Buying British Could Be The Answer To Our Empty Shelves.
Updated: Jan 7, 2022
First published in The Havering Daily on 4th October 2021
As the world continues to battle with supply chain issues, ranging from a shortage in HGV drivers and covid restrictions on factories, it’s time we ask how post-Brexit Britain could cope. Much of the answer, I believe, can be found by looking at ourselves as much as we look abroad.
Romford, in fact Havering as a whole, is a special place to live. We’ve the benefits of London and the benefits of Essex. The jobs, theatres, and glitz of the city as well as the country and coast of Essex. It’s this balance that makes Havering able to thrive, if we choose for it to.
The world, right now, is going through a supply chain nightmare. Factories, across the world, are buckling under the pressure of Covid restrictions. Even China is seeing decreasing output from their factories. Europe’s largest nations are all announcing a shortage of HGV drivers and the price of oil is back on the way up. It’s a recipe for a disaster, but it doesn’t have to be that way.
According to DEFRA (the Government department that looks at the environment and food) the East of England is bursting with produce. We grow 34% of the UK’s Potatoes, 42% of it’s Turkeys, 26% of the nation’s pigs and that’s just the start. Our region is a powerhouse of food production and it’s all right on our doorstep.
Yet, all to often, when I go to a supermarket and pick up a bag of spuds the country of origin is somewhere like Spain. A third of our lamb is imported, with 70% of that coming all the way from New Zealand. Even Uruguay exports Lamb to the UK! Did you know that a single bowl of lamb stew, with Welsh Lamb, produces as much CO2 as 71 plastic bottles? Now imagine that with lamb from our friends down-under.
I believe we’re a nation capable of producing what we need.
We need to ask ourselves why we import so much food. Are UK farmers not able to meet the demand, or have we become to used to eating what we want whenever we want?
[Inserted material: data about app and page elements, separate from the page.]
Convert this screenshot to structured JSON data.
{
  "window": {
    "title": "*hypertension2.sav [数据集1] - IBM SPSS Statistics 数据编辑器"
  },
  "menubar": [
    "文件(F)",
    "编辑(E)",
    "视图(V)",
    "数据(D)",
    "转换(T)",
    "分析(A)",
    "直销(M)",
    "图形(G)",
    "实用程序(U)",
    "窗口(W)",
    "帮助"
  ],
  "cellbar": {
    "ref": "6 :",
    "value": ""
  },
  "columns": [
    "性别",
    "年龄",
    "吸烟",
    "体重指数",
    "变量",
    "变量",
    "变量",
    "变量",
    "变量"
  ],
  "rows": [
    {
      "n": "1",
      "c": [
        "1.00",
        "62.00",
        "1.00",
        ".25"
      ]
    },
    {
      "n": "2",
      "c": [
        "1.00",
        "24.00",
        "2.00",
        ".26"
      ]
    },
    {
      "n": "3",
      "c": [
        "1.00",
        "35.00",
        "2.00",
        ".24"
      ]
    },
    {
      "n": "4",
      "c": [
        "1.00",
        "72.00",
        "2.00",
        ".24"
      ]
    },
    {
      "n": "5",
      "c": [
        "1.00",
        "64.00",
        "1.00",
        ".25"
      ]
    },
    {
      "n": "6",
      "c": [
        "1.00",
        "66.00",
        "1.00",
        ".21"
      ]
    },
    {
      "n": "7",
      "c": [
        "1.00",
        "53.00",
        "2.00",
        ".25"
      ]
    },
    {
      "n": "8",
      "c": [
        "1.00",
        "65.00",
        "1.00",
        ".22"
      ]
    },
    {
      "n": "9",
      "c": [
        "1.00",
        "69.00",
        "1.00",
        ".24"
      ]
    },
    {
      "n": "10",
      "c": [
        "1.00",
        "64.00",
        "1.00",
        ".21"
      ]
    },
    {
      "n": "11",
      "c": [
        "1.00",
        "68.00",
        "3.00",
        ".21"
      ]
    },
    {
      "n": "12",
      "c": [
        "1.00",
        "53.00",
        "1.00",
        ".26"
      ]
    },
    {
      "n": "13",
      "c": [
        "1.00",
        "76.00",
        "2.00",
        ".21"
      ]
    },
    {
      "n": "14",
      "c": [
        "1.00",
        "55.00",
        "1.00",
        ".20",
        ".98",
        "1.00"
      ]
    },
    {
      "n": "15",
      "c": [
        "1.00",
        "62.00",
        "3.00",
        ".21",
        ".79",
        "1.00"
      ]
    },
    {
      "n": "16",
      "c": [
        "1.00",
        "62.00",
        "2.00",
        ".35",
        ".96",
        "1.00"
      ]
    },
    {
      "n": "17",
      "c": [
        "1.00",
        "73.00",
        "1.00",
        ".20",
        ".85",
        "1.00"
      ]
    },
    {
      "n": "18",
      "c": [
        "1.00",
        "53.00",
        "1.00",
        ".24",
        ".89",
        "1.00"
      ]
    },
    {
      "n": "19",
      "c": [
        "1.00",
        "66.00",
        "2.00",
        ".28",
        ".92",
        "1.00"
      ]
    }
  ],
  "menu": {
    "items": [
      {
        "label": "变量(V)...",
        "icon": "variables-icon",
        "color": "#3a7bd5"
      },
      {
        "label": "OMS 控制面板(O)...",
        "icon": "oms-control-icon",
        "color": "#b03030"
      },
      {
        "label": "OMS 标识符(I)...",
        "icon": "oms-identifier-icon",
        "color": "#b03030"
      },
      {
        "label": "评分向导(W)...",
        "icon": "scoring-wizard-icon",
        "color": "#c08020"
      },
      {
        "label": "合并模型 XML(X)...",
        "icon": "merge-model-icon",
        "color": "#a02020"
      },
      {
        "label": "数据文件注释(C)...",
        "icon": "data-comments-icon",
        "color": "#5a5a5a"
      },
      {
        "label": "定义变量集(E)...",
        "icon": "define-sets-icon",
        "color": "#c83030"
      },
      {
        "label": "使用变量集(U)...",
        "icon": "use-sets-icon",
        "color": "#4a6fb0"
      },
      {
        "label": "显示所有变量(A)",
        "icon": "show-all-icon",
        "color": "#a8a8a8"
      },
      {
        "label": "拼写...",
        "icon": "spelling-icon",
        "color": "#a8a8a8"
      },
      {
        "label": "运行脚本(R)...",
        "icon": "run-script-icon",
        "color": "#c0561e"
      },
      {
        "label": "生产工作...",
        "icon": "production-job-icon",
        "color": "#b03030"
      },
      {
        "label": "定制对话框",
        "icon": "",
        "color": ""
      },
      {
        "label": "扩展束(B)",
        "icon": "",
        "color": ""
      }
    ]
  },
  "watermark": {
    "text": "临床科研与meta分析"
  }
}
Eating seasonally brings many benefits. It helps us reduce the carbon footprint of our meals, as it travels less distance. It often tastes better. Even more importantly it costs less. A recent study showed the price of 1kg of strawberries rising from £1.79 in the summer to £3.40 in the winter. Seasonal eating is also healthier. Veg grown in their natural season produce more vitamins and nutrients. Even milk contains different nutrients depending on the season.
As the roads clog with queues for petrol. As our supermarket shelves begin to empty. As the warnings of ‘no toys for Christmas’ is splashed across our papers, I can’t help thinking that buying seasonal and buying British has an even more important benefit.
Our beautiful part of England is blessed with over 350 miles of coast. We’ve acres upon acres of stunning countryside and we’ve thousands of farms. I believe we’re a nation capable of producing what we need. But it won’t happen overnight.
By supporting our local butchers, farm shops, the veg and fish stalls that Romford is so lucky to have, we’ll be putting pounds in to the pockets of those who produce. By buying British we’ll encourage our producers to grow more, to hire more and to produce more. We’ll come to rely less on polluting lorries chugging up from Dover. We’ll be helping our environment.
It’s good for us to call on the government to support local farmers. It’s great that we protest for more support for British fisherman.
But it’s not all up to the government. We don’t need strawberries and lamb at Christmas.
Those of us who can should prioritise buying local and buying seasonally. It’s a win-win scenario if we do. The more we buy, the lower prices will become. The less trucks will be rattling around our motorways and the less carbon we’ll be chucking up into our atmosphere. The more jobs we’ll create and the more self-sustaining we’ll become. How strange a world we live in, that a boat stuck in the Egyptian desert can have such an impact on our lives.
Global Britain will then be global because we can, as opposed to being because we must.
Buying British may just be the answer to our empty shelves.